A Welcome and a Definition

Culture Vulture: "A person with a strong, sometimes obsessive, interest in the arts." Culture Vultures spend a lot of time observing the world. This is where those observations come out.

Sunday, August 15, 2010

Sedaris vs. Burroughs

I was having a conversation with friends about going to see David Sedaris when he comes to town to speak next year. I casually mentioned that I wasn't sure I wanted to go, and added I much prefer Augusten Burroughs. My friends basically replied to me that Augusten Burroughs wrote one fabulous book and several terrible ones. Au contraire, I said! This got me thinking about the merits and demerits of both authors.

Sedaris: Now I will give Sedaris credit for basically being the first commercial writer in contemporary times to write these confessional essays/ novels. I think, as a society, we've become more confessional, and his books came out just as we made that leap. Sedaris' work is consistently good. While many people hold up Naked or Me Talk Pretty One Day as his best works, pretty much all his work is on par. However, I think his work can be too staid sometimes. He is very mainstream because he is confessional but it doesn't really offend. I don't think Sedaris really pushes the boundaries often.

Burroughs: Okay, everyone knows Running with Scissors was wonderful (However, don't watch the movie!). I will agree with my friends the point that nothing Burroughs wrote so far has stood up to Running. However, I have to disagree that nothing else he wrote was notable. My second favorite by him is Magical Thinking, which is more a collection of essays than a memoir. I also enjoyed Dry but that may have been because I read it first, before Running. I think that is the biggest problem with Burroughs: he released his best book first, so everything pales in comparison.

One thing I do appreciate about Burroughs is his ability to take some horrific events and writes about them in a such a way that shows the humor in them. He can be macabre, but I think for the most part, it works well. Sometimes his quality does fluctuate (I just barely got through Wolf at the Table), but I think overall his genius separates him from Sedaris.

I know I am in the minority on this, so feel free to leave a comment and respond.

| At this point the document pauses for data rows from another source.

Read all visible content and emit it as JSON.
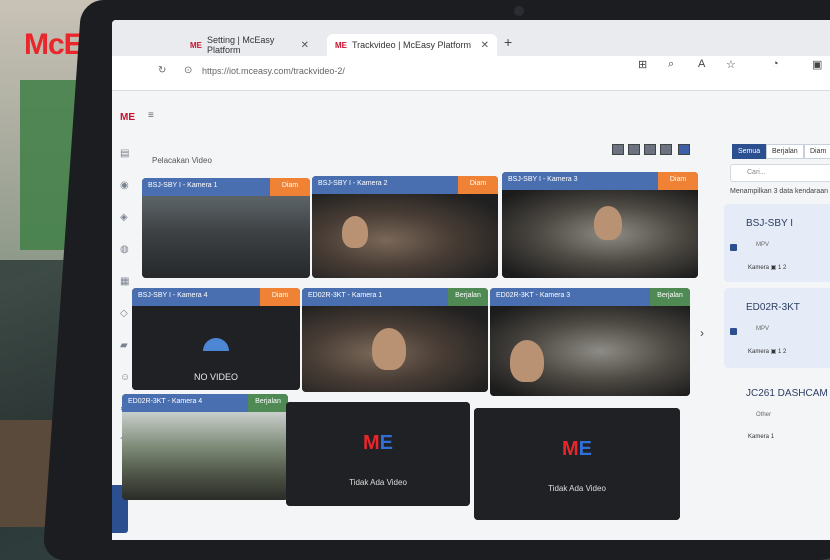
{
  "brand": {
    "logo_text": "McEasy"
  },
  "browser": {
    "tabs": [
      {
        "label": "Setting | McEasy Platform",
        "favicon": "ME"
      },
      {
        "label": "Trackvideo | McEasy Platform",
        "favicon": "ME"
      }
    ],
    "url": "https://iot.mceasy.com/trackvideo-2/"
  },
  "app": {
    "logo": "ME",
    "page_title": "Pelacakan Video",
    "tiles": [
      {
        "name": "BSJ-SBY I - Kamera 1",
        "status": "Diam",
        "status_color": "#ef8235",
        "feed": "road"
      },
      {
        "name": "BSJ-SBY I - Kamera 2",
        "status": "Diam",
        "status_color": "#ef8235",
        "feed": "cab"
      },
      {
        "name": "BSJ-SBY I - Kamera 3",
        "status": "Diam",
        "status_color": "#ef8235",
        "feed": "cab2"
      },
      {
        "name": "BSJ-SBY I - Kamera 4",
        "status": "Diam",
        "status_color": "#ef8235",
        "feed": "novideo",
        "feed_text": "NO VIDEO"
      },
      {
        "name": "ED02R-3KT - Kamera 1",
        "status": "Berjalan",
        "status_color": "#4f8a55",
        "feed": "cab"
      },
      {
        "name": "ED02R-3KT - Kamera 3",
        "status": "Berjalan",
        "status_color": "#4f8a55",
        "feed": "cab2"
      },
      {
        "name": "ED02R-3KT - Kamera 4",
        "status": "Berjalan",
        "status_color": "#4f8a55",
        "feed": "street"
      },
      {
        "name": "",
        "status": "",
        "feed": "empty",
        "feed_text": "Tidak Ada Video"
      },
      {
        "name": "",
        "status": "",
        "feed": "empty",
        "feed_text": "Tidak Ada Video"
      }
    ],
    "filters": [
      "Semua",
      "Berjalan",
      "Diam"
    ],
    "search_placeholder": "Cari...",
    "count_text": "Menampilkan 3 data kendaraan",
    "vehicles": [
      {
        "title": "BSJ-SBY I",
        "type": "MPV",
        "camera_label": "Kamera",
        "cameras": "1 2"
      },
      {
        "title": "ED02R-3KT",
        "type": "MPV",
        "camera_label": "Kamera",
        "cameras": "1 2"
      },
      {
        "title": "JC261 DASHCAM",
        "type": "Other",
        "camera_label": "Kamera",
        "cameras": "1"
      }
    ]
  }
}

  1. "I don't think Sedaris really pushes the boundaries often." I don't know about this. Some of his stuff (the story about exchange student written all into a family Christmas letter, for example) is really inventive and twisted. I think what's funny about it is how many older women have secretly taken to him.

  2. I have to say, though I like Burroughs' work and I've been meaning to read Dry, Sedaris consistently wins my heart. Burroughs is a talented writer and everything you said about him was spot-on, but I tend to think he sensationalizes things a bit in his writing; perhaps it's because he writes about much more horrific things than Sedaris does, but I can get a little irked by Burroughs' style at times. And yes, the movie version of RWS was one of the worst things I've ever seen. I made a special trip to the theater by myself and I was so disappointed.

  3. Since we already spoke about this, you know that I prefer Sedaris and for many of the reasons Jaclyn just stated. Burroughs is a good writer and deserves some praise and I've liked most of his books, but he is a little over the top. Like I tell my students, you don't have to write about the most horrible events to have a great piece. Sedaris brings humor and insight into relationships and family dynamics that I don't think Burroughs comes close to capturing. I always feel connected to Sedaris when I'm reading him, but with Burroughs I always feel like the outsider looking in on this crazed landscape. Both styles can be fun and effective, but Sedaris is someone I could come back to over and over again and Burroughs isn't.

  4. For me Running With Scissors was a rather shocking story with humorous aspects. But mostly just sad and disturbing. So I prefer the works of David Sedaris, they are more fun to read.